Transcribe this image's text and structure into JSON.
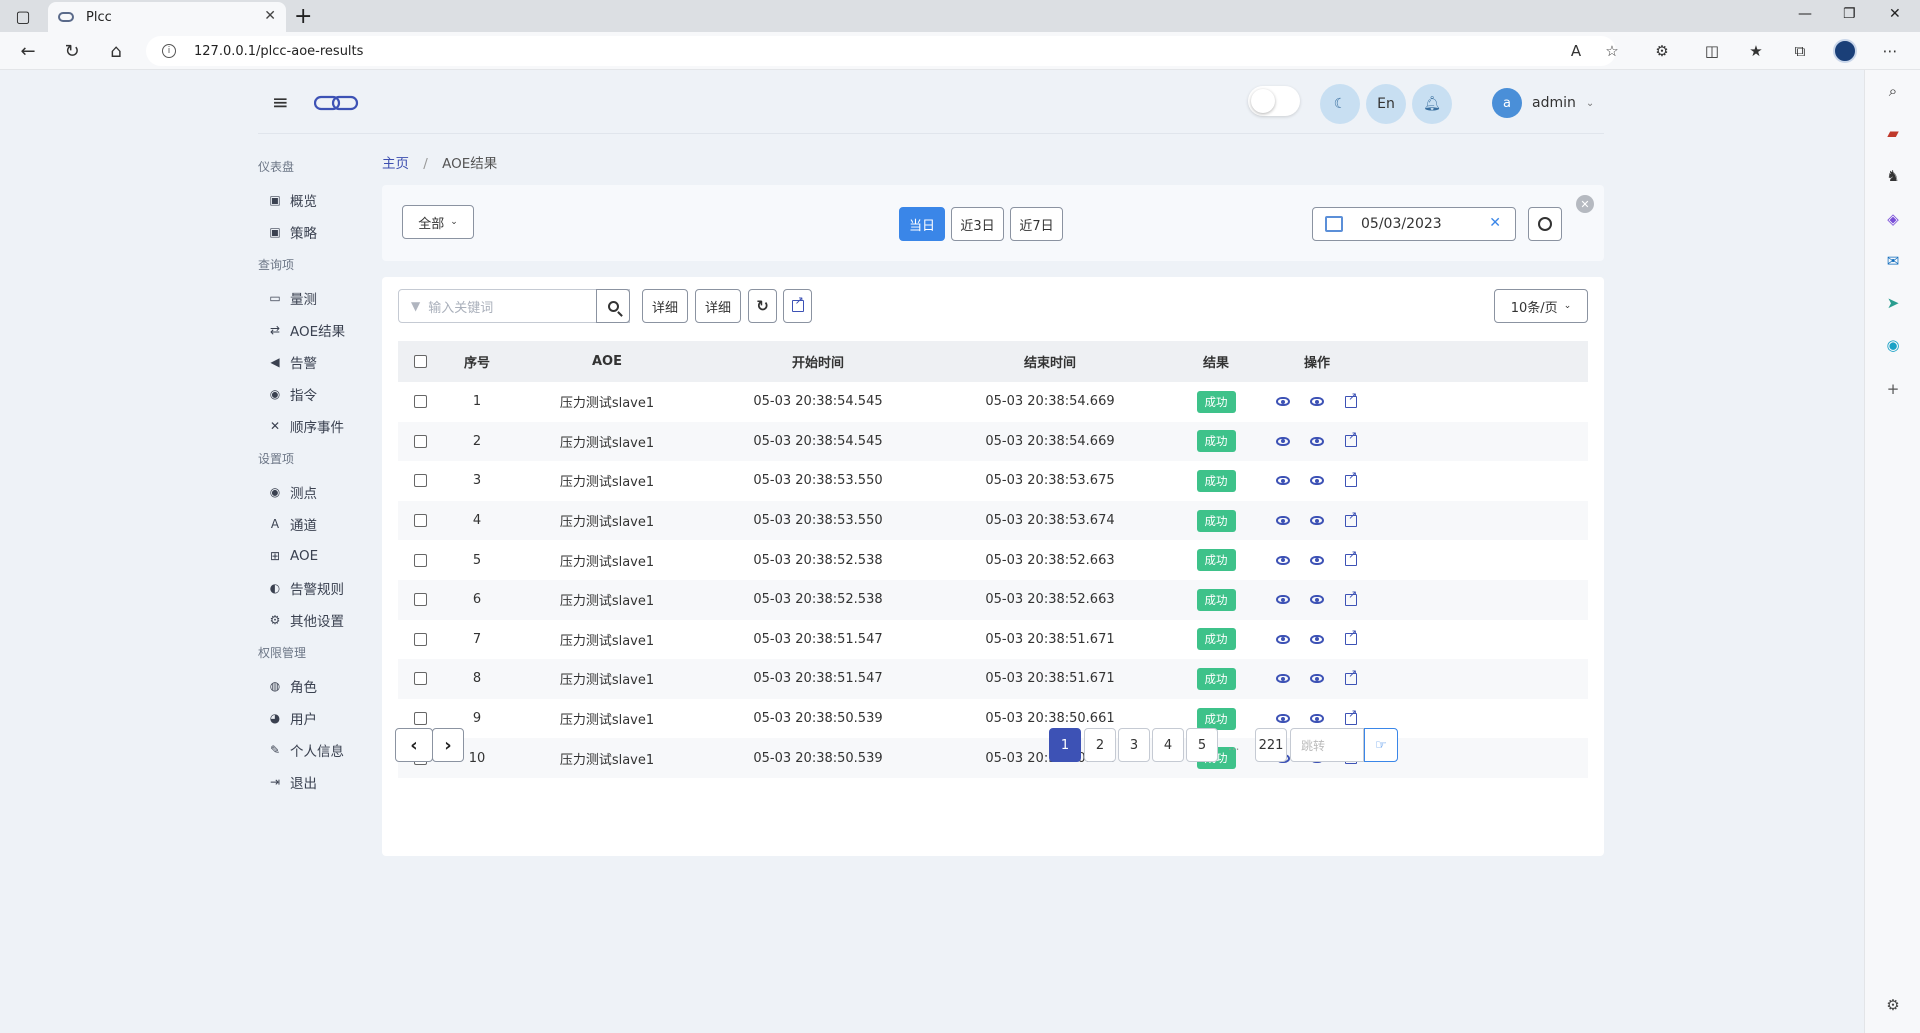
{
  "browser": {
    "tab_title": "Plcc",
    "url": "127.0.0.1/plcc-aoe-results"
  },
  "header": {
    "lang_button": "En",
    "user_initial": "a",
    "username": "admin"
  },
  "menu": {
    "groups": [
      {
        "label": "仪表盘",
        "items": [
          {
            "label": "概览",
            "icon": "▣"
          },
          {
            "label": "策略",
            "icon": "▣"
          }
        ]
      },
      {
        "label": "查询项",
        "items": [
          {
            "label": "量测",
            "icon": "▭"
          },
          {
            "label": "AOE结果",
            "icon": "⇄"
          },
          {
            "label": "告警",
            "icon": "◀"
          },
          {
            "label": "指令",
            "icon": "◉"
          },
          {
            "label": "顺序事件",
            "icon": "✕"
          }
        ]
      },
      {
        "label": "设置项",
        "items": [
          {
            "label": "测点",
            "icon": "◉"
          },
          {
            "label": "通道",
            "icon": "A"
          },
          {
            "label": "AOE",
            "icon": "⊞"
          },
          {
            "label": "告警规则",
            "icon": "◐"
          },
          {
            "label": "其他设置",
            "icon": "⚙"
          }
        ]
      },
      {
        "label": "权限管理",
        "items": [
          {
            "label": "角色",
            "icon": "◍"
          },
          {
            "label": "用户",
            "icon": "◕"
          },
          {
            "label": "个人信息",
            "icon": "✎"
          },
          {
            "label": "退出",
            "icon": "⇥"
          }
        ]
      }
    ]
  },
  "breadcrumb": {
    "home": "主页",
    "sep": "/",
    "current": "AOE结果"
  },
  "filter": {
    "scope": "全部",
    "today": "当日",
    "last3": "近3日",
    "last7": "近7日",
    "date": "05/03/2023"
  },
  "toolbar": {
    "search_placeholder": "输入关键词",
    "detail1": "详细",
    "detail2": "详细",
    "page_size": "10条/页"
  },
  "table": {
    "headers": {
      "seq": "序号",
      "aoe": "AOE",
      "start": "开始时间",
      "end": "结束时间",
      "result": "结果",
      "ops": "操作"
    },
    "rows": [
      {
        "seq": "1",
        "aoe": "压力测试slave1",
        "start": "05-03 20:38:54.545",
        "end": "05-03 20:38:54.669",
        "result": "成功"
      },
      {
        "seq": "2",
        "aoe": "压力测试slave1",
        "start": "05-03 20:38:54.545",
        "end": "05-03 20:38:54.669",
        "result": "成功"
      },
      {
        "seq": "3",
        "aoe": "压力测试slave1",
        "start": "05-03 20:38:53.550",
        "end": "05-03 20:38:53.675",
        "result": "成功"
      },
      {
        "seq": "4",
        "aoe": "压力测试slave1",
        "start": "05-03 20:38:53.550",
        "end": "05-03 20:38:53.674",
        "result": "成功"
      },
      {
        "seq": "5",
        "aoe": "压力测试slave1",
        "start": "05-03 20:38:52.538",
        "end": "05-03 20:38:52.663",
        "result": "成功"
      },
      {
        "seq": "6",
        "aoe": "压力测试slave1",
        "start": "05-03 20:38:52.538",
        "end": "05-03 20:38:52.663",
        "result": "成功"
      },
      {
        "seq": "7",
        "aoe": "压力测试slave1",
        "start": "05-03 20:38:51.547",
        "end": "05-03 20:38:51.671",
        "result": "成功"
      },
      {
        "seq": "8",
        "aoe": "压力测试slave1",
        "start": "05-03 20:38:51.547",
        "end": "05-03 20:38:51.671",
        "result": "成功"
      },
      {
        "seq": "9",
        "aoe": "压力测试slave1",
        "start": "05-03 20:38:50.539",
        "end": "05-03 20:38:50.661",
        "result": "成功"
      },
      {
        "seq": "10",
        "aoe": "压力测试slave1",
        "start": "05-03 20:38:50.539",
        "end": "05-03 20:38:50.662",
        "result": "成功"
      }
    ]
  },
  "pagination": {
    "pages": [
      "1",
      "2",
      "3",
      "4",
      "5"
    ],
    "active": "1",
    "ellipsis": "...",
    "last": "221",
    "jump_placeholder": "跳转"
  },
  "colors": {
    "primary": "#3a86e8",
    "accent": "#3d52b5",
    "success": "#3ec28a"
  }
}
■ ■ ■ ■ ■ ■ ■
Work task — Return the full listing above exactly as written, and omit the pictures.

Your solution —
Transcribe this image's text and structure into JSON.
{
  "browser": {
    "tab_title": "Plcc",
    "url": "127.0.0.1/plcc-aoe-results"
  },
  "header": {
    "lang_button": "En",
    "user_initial": "a",
    "username": "admin"
  },
  "menu": {
    "groups": [
      {
        "label": "仪表盘",
        "items": [
          {
            "label": "概览",
            "icon": "▣"
          },
          {
            "label": "策略",
            "icon": "▣"
          }
        ]
      },
      {
        "label": "查询项",
        "items": [
          {
            "label": "量测",
            "icon": "▭"
          },
          {
            "label": "AOE结果",
            "icon": "⇄"
          },
          {
            "label": "告警",
            "icon": "◀"
          },
          {
            "label": "指令",
            "icon": "◉"
          },
          {
            "label": "顺序事件",
            "icon": "✕"
          }
        ]
      },
      {
        "label": "设置项",
        "items": [
          {
            "label": "测点",
            "icon": "◉"
          },
          {
            "label": "通道",
            "icon": "A"
          },
          {
            "label": "AOE",
            "icon": "⊞"
          },
          {
            "label": "告警规则",
            "icon": "◐"
          },
          {
            "label": "其他设置",
            "icon": "⚙"
          }
        ]
      },
      {
        "label": "权限管理",
        "items": [
          {
            "label": "角色",
            "icon": "◍"
          },
          {
            "label": "用户",
            "icon": "◕"
          },
          {
            "label": "个人信息",
            "icon": "✎"
          },
          {
            "label": "退出",
            "icon": "⇥"
          }
        ]
      }
    ]
  },
  "breadcrumb": {
    "home": "主页",
    "sep": "/",
    "current": "AOE结果"
  },
  "filter": {
    "scope": "全部",
    "today": "当日",
    "last3": "近3日",
    "last7": "近7日",
    "date": "05/03/2023"
  },
  "toolbar": {
    "search_placeholder": "输入关键词",
    "detail1": "详细",
    "detail2": "详细",
    "page_size": "10条/页"
  },
  "table": {
    "headers": {
      "seq": "序号",
      "aoe": "AOE",
      "start": "开始时间",
      "end": "结束时间",
      "result": "结果",
      "ops": "操作"
    },
    "rows": [
      {
        "seq": "1",
        "aoe": "压力测试slave1",
        "start": "05-03 20:38:54.545",
        "end": "05-03 20:38:54.669",
        "result": "成功"
      },
      {
        "seq": "2",
        "aoe": "压力测试slave1",
        "start": "05-03 20:38:54.545",
        "end": "05-03 20:38:54.669",
        "result": "成功"
      },
      {
        "seq": "3",
        "aoe": "压力测试slave1",
        "start": "05-03 20:38:53.550",
        "end": "05-03 20:38:53.675",
        "result": "成功"
      },
      {
        "seq": "4",
        "aoe": "压力测试slave1",
        "start": "05-03 20:38:53.550",
        "end": "05-03 20:38:53.674",
        "result": "成功"
      },
      {
        "seq": "5",
        "aoe": "压力测试slave1",
        "start": "05-03 20:38:52.538",
        "end": "05-03 20:38:52.663",
        "result": "成功"
      },
      {
        "seq": "6",
        "aoe": "压力测试slave1",
        "start": "05-03 20:38:52.538",
        "end": "05-03 20:38:52.663",
        "result": "成功"
      },
      {
        "seq": "7",
        "aoe": "压力测试slave1",
        "start": "05-03 20:38:51.547",
        "end": "05-03 20:38:51.671",
        "result": "成功"
      },
      {
        "seq": "8",
        "aoe": "压力测试slave1",
        "start": "05-03 20:38:51.547",
        "end": "05-03 20:38:51.671",
        "result": "成功"
      },
      {
        "seq": "9",
        "aoe": "压力测试slave1",
        "start": "05-03 20:38:50.539",
        "end": "05-03 20:38:50.661",
        "result": "成功"
      },
      {
        "seq": "10",
        "aoe": "压力测试slave1",
        "start": "05-03 20:38:50.539",
        "end": "05-03 20:38:50.662",
        "result": "成功"
      }
    ]
  },
  "pagination": {
    "pages": [
      "1",
      "2",
      "3",
      "4",
      "5"
    ],
    "active": "1",
    "ellipsis": "...",
    "last": "221",
    "jump_placeholder": "跳转"
  },
  "colors": {
    "primary": "#3a86e8",
    "accent": "#3d52b5",
    "success": "#3ec28a"
  }
}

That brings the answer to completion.